LUXURY VILLAS IN THE CARIBBEAN
The Caribbean offers lush rainforests, cascading waterfalls, stunning coastlines, an active heart and strong, spicy flavours.
Caribbean villa holiday guide
The string of islands that run south from Florida and end east of Venezuela are synonymous with white-sand beaches and swaying palms. From the rainforest covered peaks of Jamaica’s Blue Mountains to trails that lead to waterfalls in Grenada, island interiors are as deserving of attention as the coastlines. The Caribbean is a playground for hikers, sailors, birdwatchers, mountain bikers, and horse riders. The experiences you can expect on a Caribbean villa holiday are as diverse as the rum cocktail recipes served at the islands’ beach bars.
Caribbean Towns and Cities
Port towns such as Montego Bay, Jamaica, and Castries in St. Lucia buzz with outdoor craft markets and malls packed with duty-free goods. Port Elizabeth in Bequia, in the Grenadines, is a sleepy, slow-paced harbour town; bars overlooking its horseshoe bay and yachts at anchor are the perfect place to idle over a cold Hairoun beer. History lovers can take pleasure in seeking out the colonial architecture of Charlestown in Nevis and Bridgetown, Barbados.
The Caribbean Countryside
On the volcanic islands, interiors rise to gently or steeply undulating hills covered in tropical woodland or rainforest. At Tobago’s Main Ridge Forest Reserve and Grenada’s Grand Etang National Park, hiking trails cut through pathways of ferns, mahogany, and bamboo to find hidden waterfalls. In St. Barts and arid Anguilla, salt-pans are a haven for egrets and herons. Marine birds also thrive in the eerie mangrove-tree habitats of St. Lucia’s Mankote Mangrove Swamp and Codrington Lagoon on Antigua’s sister isle, Barbuda.
Active pursuits in the Caribbean
A horse-ride along the beach in Mustique or St Barts; taking a bamboo river-rafting trip past limestone outcrops down Jamaica’s Rio Grande; or mountain-biking through rainforest canopies in St. Lucia… there are plenty of ways to explore the Caribbean.
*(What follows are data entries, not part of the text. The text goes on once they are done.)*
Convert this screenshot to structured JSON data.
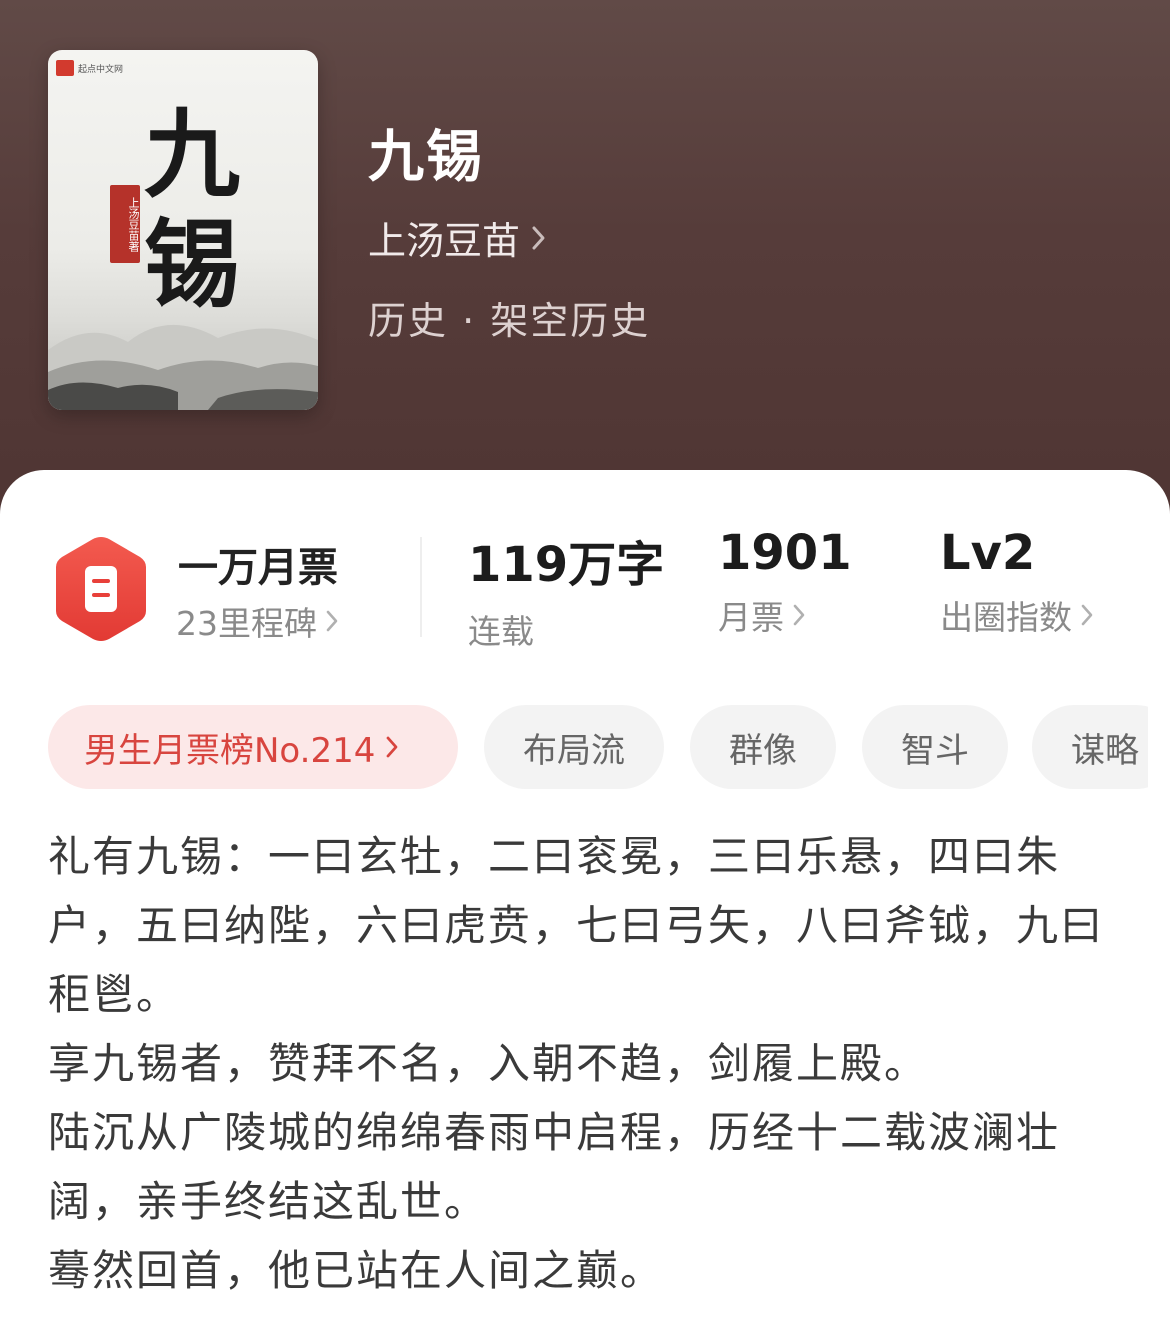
{
  "book": {
    "cover": {
      "publisher": "起点中文网",
      "title_art": "九锡",
      "author_seal": "上汤豆苗著"
    },
    "title": "九锡",
    "author": "上汤豆苗",
    "category": "历史 · 架空历史"
  },
  "stats": {
    "monthly_ticket": {
      "title": "一万月票",
      "milestones": "23里程碑",
      "icon": "ticket-icon"
    },
    "word_count": {
      "value": "119万字",
      "label": "连载"
    },
    "votes": {
      "value": "1901",
      "label": "月票"
    },
    "level": {
      "value": "Lv2",
      "label": "出圈指数"
    }
  },
  "tags": {
    "rank": "男生月票榜No.214",
    "items": [
      "布局流",
      "群像",
      "智斗",
      "谋略"
    ]
  },
  "description": {
    "paragraphs": [
      "礼有九锡：一曰玄牡，二曰衮冕，三曰乐悬，四曰朱户，五曰纳陛，六曰虎贲，七曰弓矢，八曰斧钺，九曰秬鬯。",
      "享九锡者，赞拜不名，入朝不趋，剑履上殿。",
      "陆沉从广陵城的绵绵春雨中启程，历经十二载波澜壮阔，亲手终结这乱世。",
      "蓦然回首，他已站在人间之巅。"
    ]
  },
  "colors": {
    "header_bg": "#563c3a",
    "accent_red": "#e8403a",
    "rank_tag_bg": "#fce8e8",
    "rank_tag_text": "#d8453f"
  }
}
In Antigua a zip-line tour cuts through the gullies of a tropical forest near the island’s highest point, Obama Peak. Offshore reefs are a diver’s or snorkeller’s delight. The waters around Tobago and Young Island in the Grenadines are like a natural aquarium, with resident turtles, rays, and seahorses.
Nature in Caribbean
The coastal reefs and rainforest habitats support plenty of endemic and migrant wildlife. Whales journey through the waters off St. Lucia; North American yellowlegs winter on Tobago, where over two hundred species of bird have been spotted. The Tobago Cays Marine Park in the Grenadines offers the chance to snorkel with hawksbill turtles. African Green and Mona monkeys—introduced during the colonial era—live in the rainforests of Nevis and Grenada.
Eating and drinking in the Caribbean
Fine-dining restaurants on Anguilla, Barbados, and St. Barts serve Kobe beef and foie-gras. Roadside oil-drum barbecues in Jamaica cook up fiery jerk chicken. Pull up a chair at a cafe in one of Antigua’s harbour towns and you can tuck into pepperpot, a pot-luck, peppery soup made from leftover meats and vegetables. The Indian heritage of Tobago’s inhabitants is evident in the island’s spicy crab curry.
Caribbean nightlife and entertainment
Calypso, soca, and reggae are the authentic sounds of the Caribbean. West Indians know how to party, and you can join the locals ‘liming’—letting their hair down—on the beaches. In Antigua the weekend ends on a high at Shirley Heights, where steel bands strike up from sunset on Sunday. Sunday is also the day when islanders gather at the seaside town of Buccoo in Tobago for live music and dance event, Sunday School.
Relaxation in the Caribbean
Holidays in the Caribbean encourage plenty of non-activities—like lying on a hammock tied between palm trees on a gently curving bay of white sand on Palm Island, the Grenadines. Sightseeing is made easy in St. Lucia: view the Pitons from a sunset catamaran cruise, rum cocktail in hand. In Nevis spend the afternoon taking tea on the wrap-around veranda of a plantation house. If that all feels like too much, head to one of the many luxury spas. Enjoy a treatment that uses local ingredients, such as coconut oil and aloe vera, beneath the shade of a bamboo gazebo.
The Caribbean Coast
White sands, dotted with palm trees and met by clear, calm turquoise waters—such as Grand Anse on Grenada—are a constant. But they are not the only type of beach you will find in the Caribbean. Crane Beach in Barbados sits beneath towering cliffs and has pink sand met by waves big enough for body surfing. If you want a beach all to yourself that can be arranged on Peter Island: Honeymoon Beach is a hidden cove made available to one couple at a time.